Entries from a dataset of interfaces:

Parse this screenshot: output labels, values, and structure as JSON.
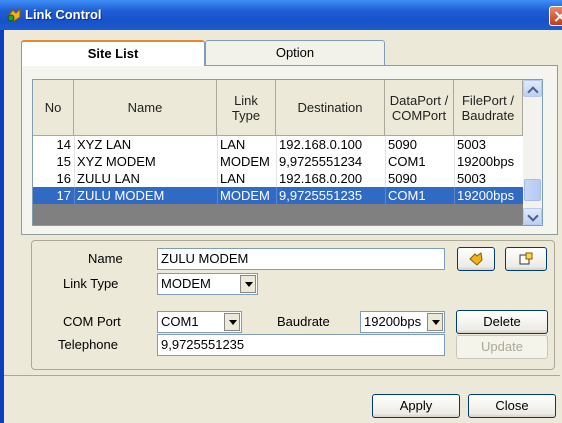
{
  "window": {
    "title": "Link Control"
  },
  "tabs": [
    {
      "label": "Site List",
      "active": true
    },
    {
      "label": "Option",
      "active": false
    }
  ],
  "table": {
    "headers": {
      "no": "No",
      "name": "Name",
      "link_type": [
        "Link",
        "Type"
      ],
      "destination": "Destination",
      "dataport": [
        "DataPort /",
        "COMPort"
      ],
      "fileport": [
        "FilePort /",
        "Baudrate"
      ]
    },
    "rows": [
      {
        "no": "14",
        "name": "XYZ LAN",
        "link_type": "LAN",
        "destination": "192.168.0.100",
        "dataport": "5090",
        "fileport": "5003",
        "selected": false
      },
      {
        "no": "15",
        "name": "XYZ MODEM",
        "link_type": "MODEM",
        "destination": "9,9725551234",
        "dataport": "COM1",
        "fileport": "19200bps",
        "selected": false
      },
      {
        "no": "16",
        "name": "ZULU LAN",
        "link_type": "LAN",
        "destination": "192.168.0.200",
        "dataport": "5090",
        "fileport": "5003",
        "selected": false
      },
      {
        "no": "17",
        "name": "ZULU MODEM",
        "link_type": "MODEM",
        "destination": "9,9725551235",
        "dataport": "COM1",
        "fileport": "19200bps",
        "selected": true
      }
    ]
  },
  "form": {
    "name_label": "Name",
    "name_value": "ZULU MODEM",
    "link_type_label": "Link Type",
    "link_type_value": "MODEM",
    "com_port_label": "COM Port",
    "com_port_value": "COM1",
    "baudrate_label": "Baudrate",
    "baudrate_value": "19200bps",
    "telephone_label": "Telephone",
    "telephone_value": "9,9725551235"
  },
  "buttons": {
    "delete": "Delete",
    "update": "Update",
    "apply": "Apply",
    "close": "Close"
  },
  "icons": {
    "title": "link-control-app-icon",
    "connect": "connect-icon",
    "disconnect": "disconnect-icon"
  },
  "colors": {
    "titlebar": "#1652c8",
    "selection": "#316ac5",
    "tab_accent": "#e68b2c"
  }
}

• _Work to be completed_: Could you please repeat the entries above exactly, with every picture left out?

• _Solution below_:
Parse this screenshot: output labels, values, and structure as JSON.
{
  "window": {
    "title": "Link Control"
  },
  "tabs": [
    {
      "label": "Site List",
      "active": true
    },
    {
      "label": "Option",
      "active": false
    }
  ],
  "table": {
    "headers": {
      "no": "No",
      "name": "Name",
      "link_type": [
        "Link",
        "Type"
      ],
      "destination": "Destination",
      "dataport": [
        "DataPort /",
        "COMPort"
      ],
      "fileport": [
        "FilePort /",
        "Baudrate"
      ]
    },
    "rows": [
      {
        "no": "14",
        "name": "XYZ LAN",
        "link_type": "LAN",
        "destination": "192.168.0.100",
        "dataport": "5090",
        "fileport": "5003",
        "selected": false
      },
      {
        "no": "15",
        "name": "XYZ MODEM",
        "link_type": "MODEM",
        "destination": "9,9725551234",
        "dataport": "COM1",
        "fileport": "19200bps",
        "selected": false
      },
      {
        "no": "16",
        "name": "ZULU LAN",
        "link_type": "LAN",
        "destination": "192.168.0.200",
        "dataport": "5090",
        "fileport": "5003",
        "selected": false
      },
      {
        "no": "17",
        "name": "ZULU MODEM",
        "link_type": "MODEM",
        "destination": "9,9725551235",
        "dataport": "COM1",
        "fileport": "19200bps",
        "selected": true
      }
    ]
  },
  "form": {
    "name_label": "Name",
    "name_value": "ZULU MODEM",
    "link_type_label": "Link Type",
    "link_type_value": "MODEM",
    "com_port_label": "COM Port",
    "com_port_value": "COM1",
    "baudrate_label": "Baudrate",
    "baudrate_value": "19200bps",
    "telephone_label": "Telephone",
    "telephone_value": "9,9725551235"
  },
  "buttons": {
    "delete": "Delete",
    "update": "Update",
    "apply": "Apply",
    "close": "Close"
  },
  "icons": {
    "title": "link-control-app-icon",
    "connect": "connect-icon",
    "disconnect": "disconnect-icon"
  },
  "colors": {
    "titlebar": "#1652c8",
    "selection": "#316ac5",
    "tab_accent": "#e68b2c"
  }
}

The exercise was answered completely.